The first question to ask is: who are the generalists in end-of-life care? Much of the care given at the end-of-life is by district nurses (DNs), as part of their core competencies. They are the foundation of end-of-life care at home. A close working relationship between GPs and DNs is essential, and is threatened by the ‘corporatisation’ of DNs into area teams, instead of practice teams working together from the same building.
In hospital, generalist nurses and junior doctors are key providers of end-of-life care. With 58% of all deaths and 50% of cancer deaths occurring in hospitals,2 these generalists are major providers of end-of-life care. It has been estimated that the average foundation-year 1 doctor during his/her first year of practice will care for 40 patients who die while in hospital, and 120 in the last 6 months of life.3 They have to balance the concepts of ‘cure’ and ‘care’, seeking to sustain life without engaging in futile interventions.
The change in working patterns has greatly affected the working lives of hospital doctors. All doctors now coming out of vocational training schemes will have been subjected to the hospital shift system, and most will be glad to leave it behind in search of the truly rewarding part of general practice: continuity of care. That continuity is no longer about 24/7 personal availability, but about good in-hours care liaising closely with good out-of-hours (OOH) care.4

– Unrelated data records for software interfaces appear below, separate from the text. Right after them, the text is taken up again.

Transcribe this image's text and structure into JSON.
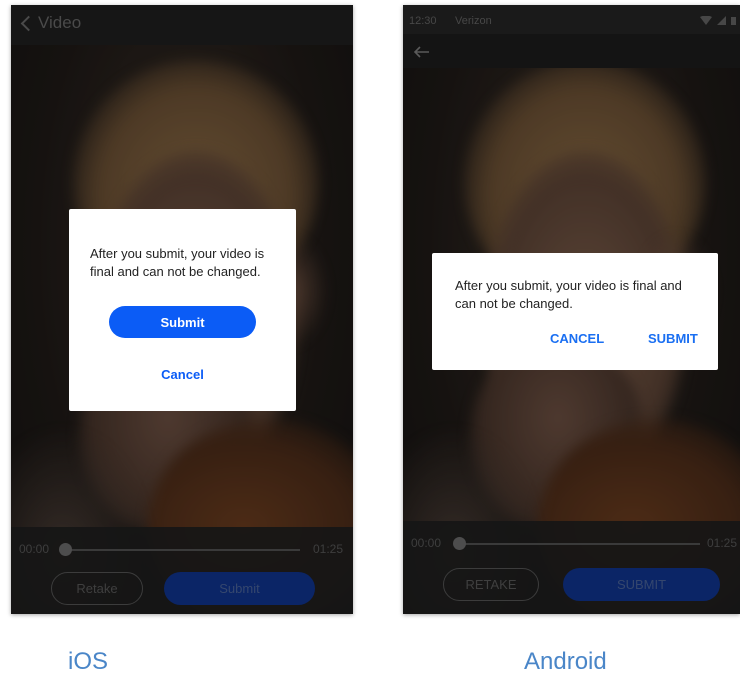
{
  "ios": {
    "nav_back_label": "Video",
    "dialog": {
      "message": "After you submit, your video is final and can not be changed.",
      "submit_label": "Submit",
      "cancel_label": "Cancel"
    },
    "player": {
      "current_time": "00:00",
      "duration": "01:25",
      "progress": 0
    },
    "retake_label": "Retake",
    "submit_label": "Submit",
    "platform_label": "iOS"
  },
  "android": {
    "status_time": "12:30",
    "carrier": "Verizon",
    "dialog": {
      "message": "After you submit, your video is final and can not be changed.",
      "cancel_label": "CANCEL",
      "submit_label": "SUBMIT"
    },
    "player": {
      "current_time": "00:00",
      "duration": "01:25",
      "progress": 0
    },
    "retake_label": "RETAKE",
    "submit_label": "SUBMIT",
    "platform_label": "Android"
  },
  "colors": {
    "accent": "#0b5cf6",
    "android_accent": "#1a6ff2",
    "label": "#4a86c8"
  },
  "icons": [
    "back-chevron-icon",
    "arrow-back-icon",
    "wifi-icon",
    "signal-icon",
    "battery-icon"
  ]
}
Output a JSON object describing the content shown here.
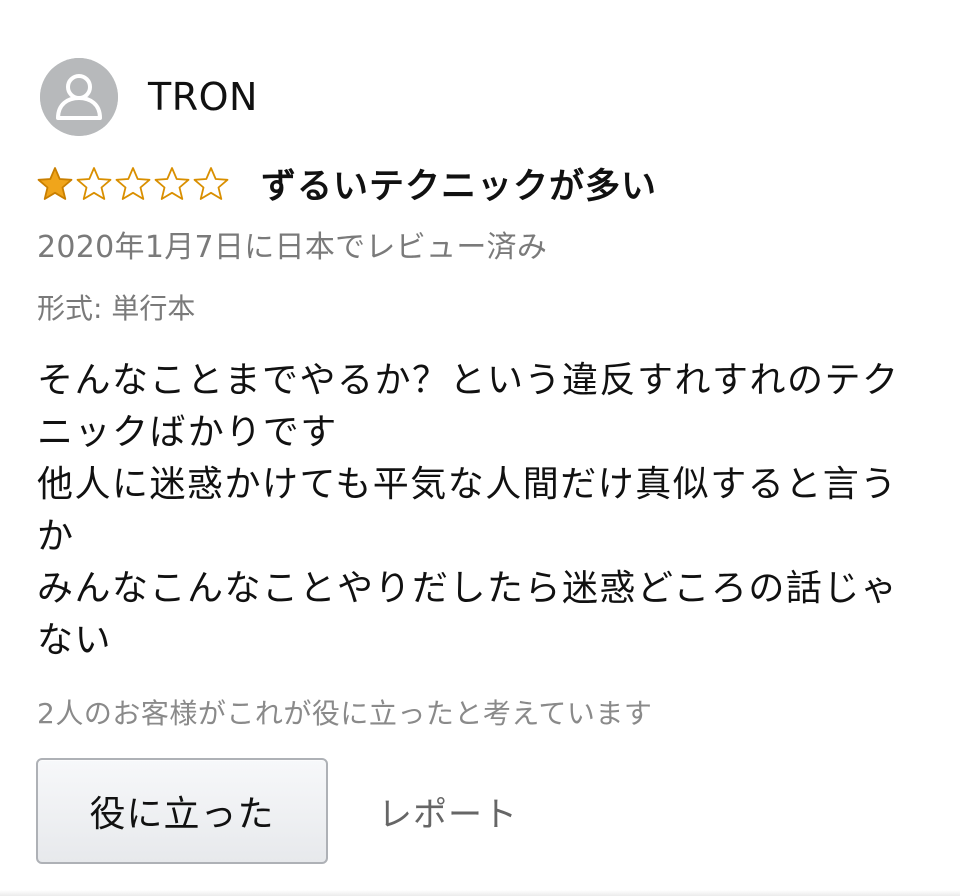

High quality OOH care costs PCTs upfront and then saves money in reduced admissions. There are some excellent examples of OOH providers who have worked hard to liaise with cancer networks, build up protocols, train their OOH GPs, and make end-of-life issues part of the core competencies of all their staff. This costs money. Many services are now under considerable pressure to reduce costs and compromise quality, or lose the contract.
In a recent study of OOH contacts with palliative patients across four providers, only 2% of patient contacts resulted in admission to a hospice, and 9% were admitted to hospital. (S Forrest, unpublished report, 2007). There is a growing impetus to prevent hospital admission using tools such as the Gold Standards Framework5 to increase the chances of patients dying in their preferred place of care.6
Sixteen per cent of deaths occur in care homes2 where considerable improvement in end-of-life care provision is needed. The Care Homes Inspectorate examines only basic care provision, which does not include palliative care. There is wide inequality of provision of hospice care, specialist nurses, provision of 24/7 specialist advice, and hospice at home care.7 Specialist services are expensive, and the NHS has relied on charitable funding of these for too long, resulting in patchy provision nationally.
The skills required to give good end-of-life care are the ones we use at all phases of life: information gathering through good communication, examination and diagnosis, shared management plans, good handover, and review, which are supported by specialist advice, ongoing learning, and good OOH care. The relationship between GPs and patients remains central. If GPs are fortunate enough to have all these in place in their practice area, they may not need to give patients their home or mobile number but, for many of us, our altruism means we will continue to do so.